_AIM OF THE TASK_. In the records below, find each line with the word "reputation" and copy it.

_PROVIDED RECORDS_.

"""

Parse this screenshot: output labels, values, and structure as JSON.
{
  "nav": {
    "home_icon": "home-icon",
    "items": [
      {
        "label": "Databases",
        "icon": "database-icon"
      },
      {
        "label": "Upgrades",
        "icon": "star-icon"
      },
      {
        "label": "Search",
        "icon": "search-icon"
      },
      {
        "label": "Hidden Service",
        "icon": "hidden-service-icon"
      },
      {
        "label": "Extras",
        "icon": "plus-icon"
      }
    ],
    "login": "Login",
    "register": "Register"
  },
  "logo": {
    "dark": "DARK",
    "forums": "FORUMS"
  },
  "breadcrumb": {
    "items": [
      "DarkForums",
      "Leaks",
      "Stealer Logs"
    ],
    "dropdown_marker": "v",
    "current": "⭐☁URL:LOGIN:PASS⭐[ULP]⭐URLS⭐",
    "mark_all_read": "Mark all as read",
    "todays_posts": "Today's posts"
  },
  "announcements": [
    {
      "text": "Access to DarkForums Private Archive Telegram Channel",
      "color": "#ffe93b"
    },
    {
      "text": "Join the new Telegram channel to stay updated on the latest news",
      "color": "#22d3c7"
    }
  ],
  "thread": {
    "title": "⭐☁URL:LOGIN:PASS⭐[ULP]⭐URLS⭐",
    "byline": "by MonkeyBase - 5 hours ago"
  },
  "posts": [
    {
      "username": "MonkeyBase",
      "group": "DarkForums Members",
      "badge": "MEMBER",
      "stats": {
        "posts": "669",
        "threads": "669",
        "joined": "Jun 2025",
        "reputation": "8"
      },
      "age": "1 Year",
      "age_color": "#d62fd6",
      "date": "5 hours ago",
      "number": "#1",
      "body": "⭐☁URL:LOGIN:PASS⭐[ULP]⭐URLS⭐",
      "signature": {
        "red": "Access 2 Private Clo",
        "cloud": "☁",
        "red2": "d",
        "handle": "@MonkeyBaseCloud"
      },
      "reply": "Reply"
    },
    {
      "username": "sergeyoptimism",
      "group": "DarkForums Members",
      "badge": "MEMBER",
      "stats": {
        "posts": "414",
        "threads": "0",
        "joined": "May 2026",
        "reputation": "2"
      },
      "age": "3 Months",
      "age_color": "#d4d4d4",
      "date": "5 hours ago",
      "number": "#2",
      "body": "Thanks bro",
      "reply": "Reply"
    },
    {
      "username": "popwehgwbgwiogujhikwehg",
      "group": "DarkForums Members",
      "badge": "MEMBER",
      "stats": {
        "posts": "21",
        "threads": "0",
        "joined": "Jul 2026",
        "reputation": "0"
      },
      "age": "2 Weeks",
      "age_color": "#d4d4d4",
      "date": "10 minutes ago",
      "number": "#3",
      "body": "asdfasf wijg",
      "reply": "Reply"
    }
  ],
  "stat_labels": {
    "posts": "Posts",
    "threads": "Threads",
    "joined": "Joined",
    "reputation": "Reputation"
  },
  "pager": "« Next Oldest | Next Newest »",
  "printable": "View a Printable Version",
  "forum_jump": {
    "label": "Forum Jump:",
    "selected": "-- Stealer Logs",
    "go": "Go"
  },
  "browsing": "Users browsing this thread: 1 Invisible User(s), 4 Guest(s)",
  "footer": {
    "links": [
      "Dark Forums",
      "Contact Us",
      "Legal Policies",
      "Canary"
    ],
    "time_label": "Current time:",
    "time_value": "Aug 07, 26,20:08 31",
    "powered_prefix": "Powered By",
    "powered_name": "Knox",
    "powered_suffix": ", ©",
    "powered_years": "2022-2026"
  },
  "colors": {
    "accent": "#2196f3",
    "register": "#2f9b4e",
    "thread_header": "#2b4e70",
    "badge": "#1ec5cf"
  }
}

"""

_SOLVED PROBLEM_.
        "reputation": "8"
        "reputation": "2"
        "reputation": "0"
    "reputation": "Reputation"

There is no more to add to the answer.